AWESOME: DEEP-SEA OCTOPUS CARES FOR HER EGGS FOR 4.5 YEARS
Researchers at the Monterey Bay Aquarium Research Institute (MBARI) have observed a deep-sea octopus brooding its eggs for four and one half years—longer than any other known animal. Throughout this time, the female kept the eggs clean and guarded them from predators. This amazing feat represents an evolutionary balancing act between the benefits to the young octopuses of having plenty of time to develop within their eggs, and their mother’s ability to survive for years with little or no food. Although long-term observations of deep-sea animals are rare, the researchers propose that extended brooding periods may be common in the deep sea. Such extended life stages would need to be taken into account in assessing the effects of human activities on deep-sea animals. In any case, this strategy has apparently worked for Graneledone boreopacifica—it is one of the most common deep-sea octopuses in the Northeastern Pacific.

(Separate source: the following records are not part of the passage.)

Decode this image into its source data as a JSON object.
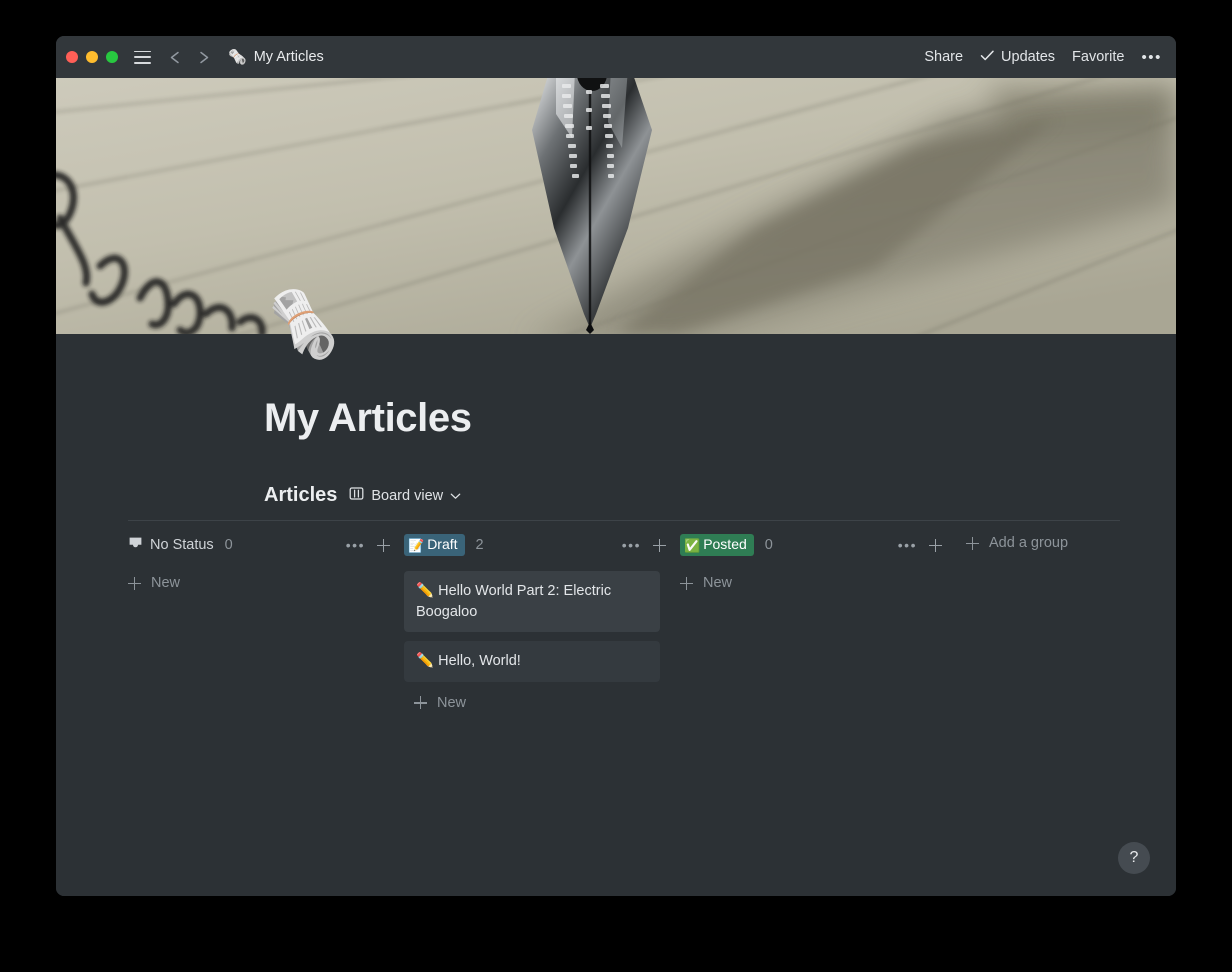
{
  "window": {
    "traffic_lights": [
      "close",
      "minimize",
      "maximize"
    ],
    "sidebar_toggle_icon": "hamburger-icon",
    "back_icon": "arrow-left-icon",
    "forward_icon": "arrow-right-icon",
    "title_icon": "rolled-newspaper-emoji",
    "title": "My Articles"
  },
  "titlebar_actions": {
    "share_label": "Share",
    "updates_label": "Updates",
    "updates_icon": "check-icon",
    "favorite_label": "Favorite",
    "more_label": "•••"
  },
  "page": {
    "icon": "🗞️",
    "title": "My Articles",
    "cover_alt": "fountain-pen-nib-on-lined-paper"
  },
  "database": {
    "name": "Articles",
    "view_icon": "board-view-icon",
    "view_label": "Board view",
    "view_chevron": "chevron-down-icon"
  },
  "board": {
    "add_group_label": "Add a group",
    "new_label": "New",
    "more_label": "•••",
    "columns": [
      {
        "id": "no-status",
        "label": "No Status",
        "icon": "inbox-icon",
        "chip": false,
        "count": "0",
        "cards": []
      },
      {
        "id": "draft",
        "label": "Draft",
        "chip": true,
        "chip_emoji": "📝",
        "chip_color": "#3a6479",
        "count": "2",
        "cards": [
          {
            "emoji": "✏️",
            "title": "Hello World Part 2: Electric Boogaloo",
            "hovered": true
          },
          {
            "emoji": "✏️",
            "title": "Hello, World!",
            "hovered": false
          }
        ]
      },
      {
        "id": "posted",
        "label": "Posted",
        "chip": true,
        "chip_emoji": "✅",
        "chip_color": "#2f7d54",
        "count": "0",
        "cards": []
      }
    ]
  },
  "help": {
    "label": "?"
  },
  "colors": {
    "window_bg": "#2c3135",
    "titlebar_bg": "#32373b",
    "card_bg": "#343a3f",
    "card_hover_bg": "#3a4045",
    "text_primary": "#eceef0",
    "text_muted": "#8d949a",
    "draft_chip": "#3a6479",
    "posted_chip": "#2f7d54"
  }
}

Close-up of the egg capsules in December, 2010
Empty egg cases, October 2011.
Reference (Open access): :Robison et al. 2014, Deep-sea octopus (Graneledone boreopacifica) conducts the longest-known egg-brooding period of any animal. PLoS ONE 9